Measuring teacher attitudes and expectations toward students with ADHD: Development of the Test of Knowledge about ADHD (KADD)
Objective: The attitudes, expectations, and behaviors of teachers toward children with Attention-Deficit/Hyperactivity Disorder (ADHD) may have a lasting impact on the academic self-efficacy and success of students with ADHD. Yet, to date there exists no standardized measure of teacher attitudes or expectations toward children with ADHD. The purpose of this study was to develop an instrument to measure teacher attitudes and expectancies toward children with ADHD. Method: The Test of Knowledge About ADHD (KADD) was constructed based on the error-choice method, which is an indirect method of attitude measurement. This psychometric approach was utilized to reduce patterns of response distortions that produce systematic errors in direct attitudinal assessment. Elementary school teachers (N = 103) completed the error-choice instrument. Conclusion: Results indicated adequate to good internal consistency reliability for the KADD for this sample, with a Cronbach's coefficient alpha of 0.82. Additionally, results yielded initial discriminant evidence to suggest that the KADD has construct validity for this sample. Implications for the use of this instrument in applied areas are discussed.

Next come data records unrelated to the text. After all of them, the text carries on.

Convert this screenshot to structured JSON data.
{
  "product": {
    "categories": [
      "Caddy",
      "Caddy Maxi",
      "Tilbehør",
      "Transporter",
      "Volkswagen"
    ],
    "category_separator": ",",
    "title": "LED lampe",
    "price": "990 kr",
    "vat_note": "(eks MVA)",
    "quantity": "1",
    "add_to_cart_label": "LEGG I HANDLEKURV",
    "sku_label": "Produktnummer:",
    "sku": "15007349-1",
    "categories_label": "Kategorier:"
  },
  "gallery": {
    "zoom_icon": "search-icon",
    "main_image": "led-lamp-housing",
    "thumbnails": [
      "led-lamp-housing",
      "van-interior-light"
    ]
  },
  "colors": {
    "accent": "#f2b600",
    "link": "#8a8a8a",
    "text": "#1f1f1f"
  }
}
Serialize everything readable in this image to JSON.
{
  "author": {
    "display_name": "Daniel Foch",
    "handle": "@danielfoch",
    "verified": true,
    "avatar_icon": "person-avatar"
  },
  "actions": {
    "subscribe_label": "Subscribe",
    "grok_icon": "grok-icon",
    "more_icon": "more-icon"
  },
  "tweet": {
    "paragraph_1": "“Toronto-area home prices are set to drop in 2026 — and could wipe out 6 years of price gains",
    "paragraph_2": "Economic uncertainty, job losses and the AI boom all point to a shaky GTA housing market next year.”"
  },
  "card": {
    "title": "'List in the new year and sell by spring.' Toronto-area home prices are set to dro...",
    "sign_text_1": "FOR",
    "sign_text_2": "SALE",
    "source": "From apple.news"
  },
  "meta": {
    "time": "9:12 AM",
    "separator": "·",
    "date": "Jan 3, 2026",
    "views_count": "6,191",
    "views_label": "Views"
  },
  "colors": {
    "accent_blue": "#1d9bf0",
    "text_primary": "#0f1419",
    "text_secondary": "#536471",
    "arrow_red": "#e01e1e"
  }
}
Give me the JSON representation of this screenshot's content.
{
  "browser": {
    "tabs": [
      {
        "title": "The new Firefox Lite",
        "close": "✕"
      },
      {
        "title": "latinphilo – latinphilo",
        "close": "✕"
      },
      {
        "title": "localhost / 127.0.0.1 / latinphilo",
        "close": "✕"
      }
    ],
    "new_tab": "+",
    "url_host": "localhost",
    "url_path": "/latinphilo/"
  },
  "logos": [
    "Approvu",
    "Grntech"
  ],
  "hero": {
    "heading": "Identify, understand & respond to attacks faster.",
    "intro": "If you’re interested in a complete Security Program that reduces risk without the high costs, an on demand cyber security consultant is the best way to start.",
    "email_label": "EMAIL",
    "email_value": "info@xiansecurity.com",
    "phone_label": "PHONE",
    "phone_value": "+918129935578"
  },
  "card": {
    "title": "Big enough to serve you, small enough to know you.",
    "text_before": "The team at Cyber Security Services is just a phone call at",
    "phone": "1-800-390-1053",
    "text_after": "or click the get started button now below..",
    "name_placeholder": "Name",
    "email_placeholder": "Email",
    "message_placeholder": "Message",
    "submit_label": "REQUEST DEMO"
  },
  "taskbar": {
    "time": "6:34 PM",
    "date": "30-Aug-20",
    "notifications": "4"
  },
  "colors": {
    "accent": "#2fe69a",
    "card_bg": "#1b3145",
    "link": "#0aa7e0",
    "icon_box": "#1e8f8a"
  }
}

Counseling, Leadership, and Special Education
Hepperlen, T. Michael, Daniel L. Clay, George A. Henly, Charles R. Barké, T. Michael Hehperlen, and Daniel L. Clay. "Measuring teacher attitudes and expectations toward students with ADHD: development of the test of knowledge about ADHD (KADD)." Journal of Attention Disorders 5, no. 3 (2002): 133-142.
Journal of Attention Disorders